As one of the nation’s largest public institutions, the University of Minnesota includes some 65,000 students on five campuses across the state, with its main campus in Minneapolis-St. Paul. In the year 2000, the leadership of the university began an ambitious plan to install video projectors in all 325 centrally scheduled classrooms and nearly 200 departmental classrooms on campus. Today, all classrooms have projectors installed, and they are maintained by the university’s Classroom Technical Services, which installs and maintains all classroom AV equipment on campus.

In old-school lecture halls, the rooms would be outfitted with a single projector in the back and a single screen in the front, while large numbers of students quietly listened as the professor spoke. But as the standard lecture experience has become dated, the audiovisual needs of classrooms have evolved to support group study and collaborative, team-based learning. Mark Valenti, president and CEO of The Sextant Group, an audiovisual consulting firm, puts it this way: “We’re basically seeing the beginning of the end of the lecture hall.”

This second of the three-part Connected Campus webinars features a case study from Texas Woman’s University, which used remote management and monitoring systems to achieve significant savings in equipment and energy costs, more efficiently manage staff time and improve the benefits of technology in classrooms and lecture halls.

Jackie Deluna, Strategic Education Marketing, AMX

Capture in High Def


As new technologies are developed, many tried-and-true staples of academia have fallen.
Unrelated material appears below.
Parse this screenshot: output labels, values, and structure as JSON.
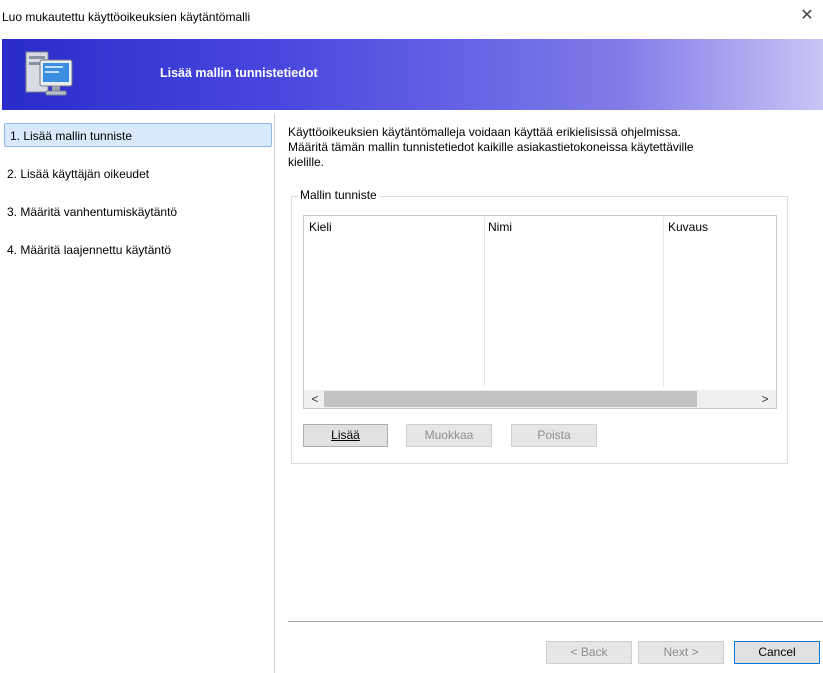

So it is with the carousel slide projector.

Long a staple of art history classes, slide projectors are becoming obsolete, and while many professors and instructors have plenty of media, they don't have a way to replace the projector itself.

For the University of Denver's multimedia department this presented an opportunity not only to solve an immediate problem but to create something that would go beyond the traditional uses of media objects.

Summer is not a quiet time for the audiovisual market. Vendors have unveiled their latest offerings that incorporate growing trends and meet needs ranging from digital signage to lecture recording to equipment management. Here is a sample of AV products announced at this year's EduComm and InfoComm conferences, held in Las Vegas in June.